Data for processing>
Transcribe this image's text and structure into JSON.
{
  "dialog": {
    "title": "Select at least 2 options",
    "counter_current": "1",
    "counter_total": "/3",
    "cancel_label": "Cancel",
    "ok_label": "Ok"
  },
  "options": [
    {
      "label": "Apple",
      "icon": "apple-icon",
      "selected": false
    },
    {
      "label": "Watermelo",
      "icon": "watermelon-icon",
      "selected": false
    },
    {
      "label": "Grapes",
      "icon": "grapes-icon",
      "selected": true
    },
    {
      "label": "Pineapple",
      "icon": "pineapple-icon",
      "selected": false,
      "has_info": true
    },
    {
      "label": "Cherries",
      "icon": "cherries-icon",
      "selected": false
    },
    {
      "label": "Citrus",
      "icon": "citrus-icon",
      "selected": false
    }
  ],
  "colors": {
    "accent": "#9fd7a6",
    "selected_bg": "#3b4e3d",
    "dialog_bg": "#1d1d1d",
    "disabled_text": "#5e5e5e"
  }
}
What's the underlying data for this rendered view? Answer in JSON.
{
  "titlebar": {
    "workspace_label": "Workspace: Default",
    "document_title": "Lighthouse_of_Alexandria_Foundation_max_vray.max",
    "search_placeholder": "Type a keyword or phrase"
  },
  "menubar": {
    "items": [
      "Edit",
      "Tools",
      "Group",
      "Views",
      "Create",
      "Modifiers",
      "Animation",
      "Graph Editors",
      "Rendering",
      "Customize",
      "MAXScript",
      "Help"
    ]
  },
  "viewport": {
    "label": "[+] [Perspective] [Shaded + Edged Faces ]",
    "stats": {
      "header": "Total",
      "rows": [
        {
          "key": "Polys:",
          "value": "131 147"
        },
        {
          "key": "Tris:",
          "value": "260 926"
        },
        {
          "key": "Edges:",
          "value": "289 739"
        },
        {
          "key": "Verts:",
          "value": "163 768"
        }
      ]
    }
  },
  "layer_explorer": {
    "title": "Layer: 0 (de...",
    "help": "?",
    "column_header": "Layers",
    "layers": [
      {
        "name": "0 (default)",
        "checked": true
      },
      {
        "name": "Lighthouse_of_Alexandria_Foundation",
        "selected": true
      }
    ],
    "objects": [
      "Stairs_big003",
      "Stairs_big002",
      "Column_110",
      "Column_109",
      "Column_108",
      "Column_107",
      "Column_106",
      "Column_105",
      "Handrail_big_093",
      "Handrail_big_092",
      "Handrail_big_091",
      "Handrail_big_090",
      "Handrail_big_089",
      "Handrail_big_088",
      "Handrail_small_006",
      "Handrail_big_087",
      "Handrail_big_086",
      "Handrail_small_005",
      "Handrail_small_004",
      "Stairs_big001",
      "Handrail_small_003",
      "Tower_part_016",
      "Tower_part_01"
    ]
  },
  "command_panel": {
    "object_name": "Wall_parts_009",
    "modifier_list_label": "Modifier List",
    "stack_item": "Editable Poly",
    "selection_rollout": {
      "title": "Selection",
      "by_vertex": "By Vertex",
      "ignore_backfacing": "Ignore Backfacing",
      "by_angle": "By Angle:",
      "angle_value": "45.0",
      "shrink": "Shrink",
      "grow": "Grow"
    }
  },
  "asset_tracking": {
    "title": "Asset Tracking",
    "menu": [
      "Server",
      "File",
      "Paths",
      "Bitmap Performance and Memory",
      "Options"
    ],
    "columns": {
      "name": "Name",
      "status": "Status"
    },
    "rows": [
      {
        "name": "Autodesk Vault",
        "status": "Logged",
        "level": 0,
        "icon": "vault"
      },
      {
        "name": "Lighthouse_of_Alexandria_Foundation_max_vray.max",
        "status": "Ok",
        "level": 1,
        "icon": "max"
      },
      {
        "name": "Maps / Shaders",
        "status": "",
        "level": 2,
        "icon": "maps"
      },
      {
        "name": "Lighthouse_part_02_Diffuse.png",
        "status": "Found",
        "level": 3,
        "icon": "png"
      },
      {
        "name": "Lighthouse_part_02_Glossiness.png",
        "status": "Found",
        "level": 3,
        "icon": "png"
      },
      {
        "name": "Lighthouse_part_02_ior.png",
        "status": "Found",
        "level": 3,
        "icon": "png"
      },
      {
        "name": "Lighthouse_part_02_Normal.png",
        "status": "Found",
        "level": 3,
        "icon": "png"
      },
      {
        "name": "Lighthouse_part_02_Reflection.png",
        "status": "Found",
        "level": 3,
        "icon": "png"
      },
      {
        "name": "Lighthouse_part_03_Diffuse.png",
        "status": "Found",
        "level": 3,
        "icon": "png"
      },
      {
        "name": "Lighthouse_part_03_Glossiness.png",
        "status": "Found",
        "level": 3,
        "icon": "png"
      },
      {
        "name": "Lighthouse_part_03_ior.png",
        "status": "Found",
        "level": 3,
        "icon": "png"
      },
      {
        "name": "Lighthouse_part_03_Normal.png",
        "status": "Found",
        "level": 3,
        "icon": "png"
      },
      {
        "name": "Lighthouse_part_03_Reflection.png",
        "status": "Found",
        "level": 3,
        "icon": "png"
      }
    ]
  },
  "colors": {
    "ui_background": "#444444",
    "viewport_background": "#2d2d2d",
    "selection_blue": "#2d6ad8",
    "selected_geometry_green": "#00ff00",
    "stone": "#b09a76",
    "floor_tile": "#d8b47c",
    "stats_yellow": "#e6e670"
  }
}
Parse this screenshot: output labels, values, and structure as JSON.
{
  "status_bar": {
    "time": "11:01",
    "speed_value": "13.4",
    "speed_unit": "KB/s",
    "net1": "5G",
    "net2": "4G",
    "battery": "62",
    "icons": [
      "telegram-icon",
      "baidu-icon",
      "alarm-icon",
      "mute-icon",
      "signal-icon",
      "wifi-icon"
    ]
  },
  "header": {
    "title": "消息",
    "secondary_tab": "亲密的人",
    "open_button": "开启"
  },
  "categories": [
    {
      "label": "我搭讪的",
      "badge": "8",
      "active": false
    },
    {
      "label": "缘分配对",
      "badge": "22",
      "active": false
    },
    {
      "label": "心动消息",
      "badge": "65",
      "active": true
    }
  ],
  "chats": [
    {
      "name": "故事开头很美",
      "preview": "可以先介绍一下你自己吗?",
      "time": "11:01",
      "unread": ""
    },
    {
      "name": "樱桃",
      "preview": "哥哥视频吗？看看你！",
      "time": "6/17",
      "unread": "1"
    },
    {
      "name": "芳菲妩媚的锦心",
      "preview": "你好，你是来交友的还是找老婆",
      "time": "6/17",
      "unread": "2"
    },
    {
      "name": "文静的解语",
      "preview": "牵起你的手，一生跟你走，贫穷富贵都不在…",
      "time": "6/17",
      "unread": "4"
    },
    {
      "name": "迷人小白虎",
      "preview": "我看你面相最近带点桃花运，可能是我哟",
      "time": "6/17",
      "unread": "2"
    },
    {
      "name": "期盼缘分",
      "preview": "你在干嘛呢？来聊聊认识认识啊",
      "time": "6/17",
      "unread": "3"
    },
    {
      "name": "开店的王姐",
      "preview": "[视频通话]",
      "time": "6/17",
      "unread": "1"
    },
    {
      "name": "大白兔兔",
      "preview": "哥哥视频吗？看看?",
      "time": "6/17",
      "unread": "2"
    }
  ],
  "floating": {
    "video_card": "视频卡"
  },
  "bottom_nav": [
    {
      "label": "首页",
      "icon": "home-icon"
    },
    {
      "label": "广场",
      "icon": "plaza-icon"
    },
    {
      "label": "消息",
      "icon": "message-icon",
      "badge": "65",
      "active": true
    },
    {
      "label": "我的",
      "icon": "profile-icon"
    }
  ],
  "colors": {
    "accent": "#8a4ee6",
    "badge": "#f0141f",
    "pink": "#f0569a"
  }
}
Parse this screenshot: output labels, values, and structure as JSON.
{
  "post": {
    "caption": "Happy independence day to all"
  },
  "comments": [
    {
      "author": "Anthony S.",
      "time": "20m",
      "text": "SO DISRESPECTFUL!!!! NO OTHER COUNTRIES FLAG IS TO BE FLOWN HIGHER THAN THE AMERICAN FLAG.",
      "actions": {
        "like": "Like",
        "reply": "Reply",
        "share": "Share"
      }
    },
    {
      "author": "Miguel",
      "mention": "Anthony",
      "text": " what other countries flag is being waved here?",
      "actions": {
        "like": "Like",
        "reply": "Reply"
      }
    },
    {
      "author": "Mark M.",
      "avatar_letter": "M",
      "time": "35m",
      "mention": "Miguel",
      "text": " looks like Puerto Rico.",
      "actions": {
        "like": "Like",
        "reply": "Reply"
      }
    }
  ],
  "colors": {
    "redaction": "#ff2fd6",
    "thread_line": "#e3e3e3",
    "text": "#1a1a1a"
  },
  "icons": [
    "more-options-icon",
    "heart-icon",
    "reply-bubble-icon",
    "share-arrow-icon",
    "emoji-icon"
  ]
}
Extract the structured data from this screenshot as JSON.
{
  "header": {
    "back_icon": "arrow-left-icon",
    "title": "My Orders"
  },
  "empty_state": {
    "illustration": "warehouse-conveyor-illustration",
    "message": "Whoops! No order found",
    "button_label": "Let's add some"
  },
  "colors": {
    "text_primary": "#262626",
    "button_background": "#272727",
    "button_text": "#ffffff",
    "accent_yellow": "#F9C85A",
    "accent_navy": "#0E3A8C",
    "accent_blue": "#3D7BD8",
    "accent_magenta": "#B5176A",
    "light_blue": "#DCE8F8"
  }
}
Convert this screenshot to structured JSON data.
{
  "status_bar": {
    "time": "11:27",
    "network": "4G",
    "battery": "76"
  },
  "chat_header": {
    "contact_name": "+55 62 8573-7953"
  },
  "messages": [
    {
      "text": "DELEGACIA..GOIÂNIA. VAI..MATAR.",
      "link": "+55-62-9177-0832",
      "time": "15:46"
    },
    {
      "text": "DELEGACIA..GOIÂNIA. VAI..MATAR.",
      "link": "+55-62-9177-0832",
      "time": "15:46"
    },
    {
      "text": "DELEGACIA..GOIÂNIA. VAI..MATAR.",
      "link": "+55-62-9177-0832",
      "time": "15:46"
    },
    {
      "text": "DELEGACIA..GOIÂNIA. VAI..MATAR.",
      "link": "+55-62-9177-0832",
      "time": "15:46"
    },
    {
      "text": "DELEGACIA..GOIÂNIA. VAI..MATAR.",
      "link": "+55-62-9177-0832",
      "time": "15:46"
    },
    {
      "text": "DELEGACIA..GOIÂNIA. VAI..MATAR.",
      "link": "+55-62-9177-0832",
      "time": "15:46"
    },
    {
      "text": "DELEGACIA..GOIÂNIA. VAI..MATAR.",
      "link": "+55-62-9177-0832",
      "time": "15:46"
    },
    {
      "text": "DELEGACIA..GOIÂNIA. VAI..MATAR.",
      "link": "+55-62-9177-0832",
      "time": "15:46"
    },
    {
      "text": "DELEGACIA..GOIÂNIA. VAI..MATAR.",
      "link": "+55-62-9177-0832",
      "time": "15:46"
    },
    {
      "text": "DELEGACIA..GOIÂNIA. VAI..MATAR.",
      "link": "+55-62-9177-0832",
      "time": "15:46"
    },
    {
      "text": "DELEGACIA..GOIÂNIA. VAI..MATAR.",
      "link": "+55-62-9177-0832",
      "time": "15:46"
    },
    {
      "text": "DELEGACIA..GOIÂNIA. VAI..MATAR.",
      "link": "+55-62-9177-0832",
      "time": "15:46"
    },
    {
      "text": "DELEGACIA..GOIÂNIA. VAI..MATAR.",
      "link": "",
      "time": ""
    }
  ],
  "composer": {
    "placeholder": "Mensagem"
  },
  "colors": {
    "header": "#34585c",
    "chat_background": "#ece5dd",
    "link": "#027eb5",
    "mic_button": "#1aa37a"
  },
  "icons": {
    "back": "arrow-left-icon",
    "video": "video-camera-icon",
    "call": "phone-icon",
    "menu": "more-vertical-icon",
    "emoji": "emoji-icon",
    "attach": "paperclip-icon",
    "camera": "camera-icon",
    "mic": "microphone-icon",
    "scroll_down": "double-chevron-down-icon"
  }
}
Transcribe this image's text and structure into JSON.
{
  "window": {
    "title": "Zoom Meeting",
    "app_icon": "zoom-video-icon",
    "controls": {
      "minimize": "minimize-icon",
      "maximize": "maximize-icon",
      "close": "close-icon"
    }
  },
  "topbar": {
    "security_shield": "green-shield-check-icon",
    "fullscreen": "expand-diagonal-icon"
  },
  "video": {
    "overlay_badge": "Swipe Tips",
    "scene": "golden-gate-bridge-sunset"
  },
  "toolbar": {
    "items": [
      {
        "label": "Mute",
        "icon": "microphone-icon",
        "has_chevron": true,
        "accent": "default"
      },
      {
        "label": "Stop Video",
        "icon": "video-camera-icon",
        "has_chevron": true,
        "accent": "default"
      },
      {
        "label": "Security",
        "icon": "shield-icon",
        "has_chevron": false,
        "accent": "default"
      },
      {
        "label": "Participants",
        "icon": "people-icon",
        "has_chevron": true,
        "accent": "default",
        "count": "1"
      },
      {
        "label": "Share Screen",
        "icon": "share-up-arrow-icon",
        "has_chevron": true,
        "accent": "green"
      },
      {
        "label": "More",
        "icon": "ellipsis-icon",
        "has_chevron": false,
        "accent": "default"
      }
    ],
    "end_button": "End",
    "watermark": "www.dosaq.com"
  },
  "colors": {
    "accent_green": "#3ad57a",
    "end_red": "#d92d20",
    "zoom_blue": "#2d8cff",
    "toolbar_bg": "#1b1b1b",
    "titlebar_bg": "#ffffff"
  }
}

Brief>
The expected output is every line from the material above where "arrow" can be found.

Answer space>
    "share-arrow-icon",
    "back_icon": "arrow-left-icon",
    "back": "arrow-left-icon",
        "icon": "share-up-arrow-icon",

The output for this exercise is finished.